> [Problem statement]:
Locate each line of the material that contains "church", then return it.

━━ Dataset records

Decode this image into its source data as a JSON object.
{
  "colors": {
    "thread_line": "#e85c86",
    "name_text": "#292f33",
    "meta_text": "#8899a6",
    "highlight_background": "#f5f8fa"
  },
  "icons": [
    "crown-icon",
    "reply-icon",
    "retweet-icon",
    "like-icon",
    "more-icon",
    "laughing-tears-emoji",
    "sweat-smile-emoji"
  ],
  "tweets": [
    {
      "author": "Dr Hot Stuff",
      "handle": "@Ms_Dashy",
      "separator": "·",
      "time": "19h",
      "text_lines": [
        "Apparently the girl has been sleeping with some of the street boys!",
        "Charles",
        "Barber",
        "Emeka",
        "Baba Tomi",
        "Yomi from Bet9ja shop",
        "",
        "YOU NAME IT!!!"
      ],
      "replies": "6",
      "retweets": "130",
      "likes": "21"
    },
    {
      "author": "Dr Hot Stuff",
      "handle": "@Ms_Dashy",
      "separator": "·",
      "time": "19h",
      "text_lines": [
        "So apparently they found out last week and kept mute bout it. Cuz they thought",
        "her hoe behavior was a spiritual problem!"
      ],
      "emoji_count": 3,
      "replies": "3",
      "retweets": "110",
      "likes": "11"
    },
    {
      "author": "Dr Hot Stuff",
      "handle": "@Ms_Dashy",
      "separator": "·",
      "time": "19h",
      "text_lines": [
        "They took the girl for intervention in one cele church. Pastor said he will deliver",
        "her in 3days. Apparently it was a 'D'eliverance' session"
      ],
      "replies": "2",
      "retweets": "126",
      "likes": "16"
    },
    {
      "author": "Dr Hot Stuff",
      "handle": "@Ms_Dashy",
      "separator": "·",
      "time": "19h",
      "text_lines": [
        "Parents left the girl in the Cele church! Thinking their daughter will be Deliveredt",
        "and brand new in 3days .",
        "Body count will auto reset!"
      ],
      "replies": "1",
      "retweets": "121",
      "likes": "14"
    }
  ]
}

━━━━

> [Task response]:
        "They took the girl for intervention in one cele church. Pastor said he will deliver",
        "Parents left the girl in the Cele church! Thinking their daughter will be Deliveredt",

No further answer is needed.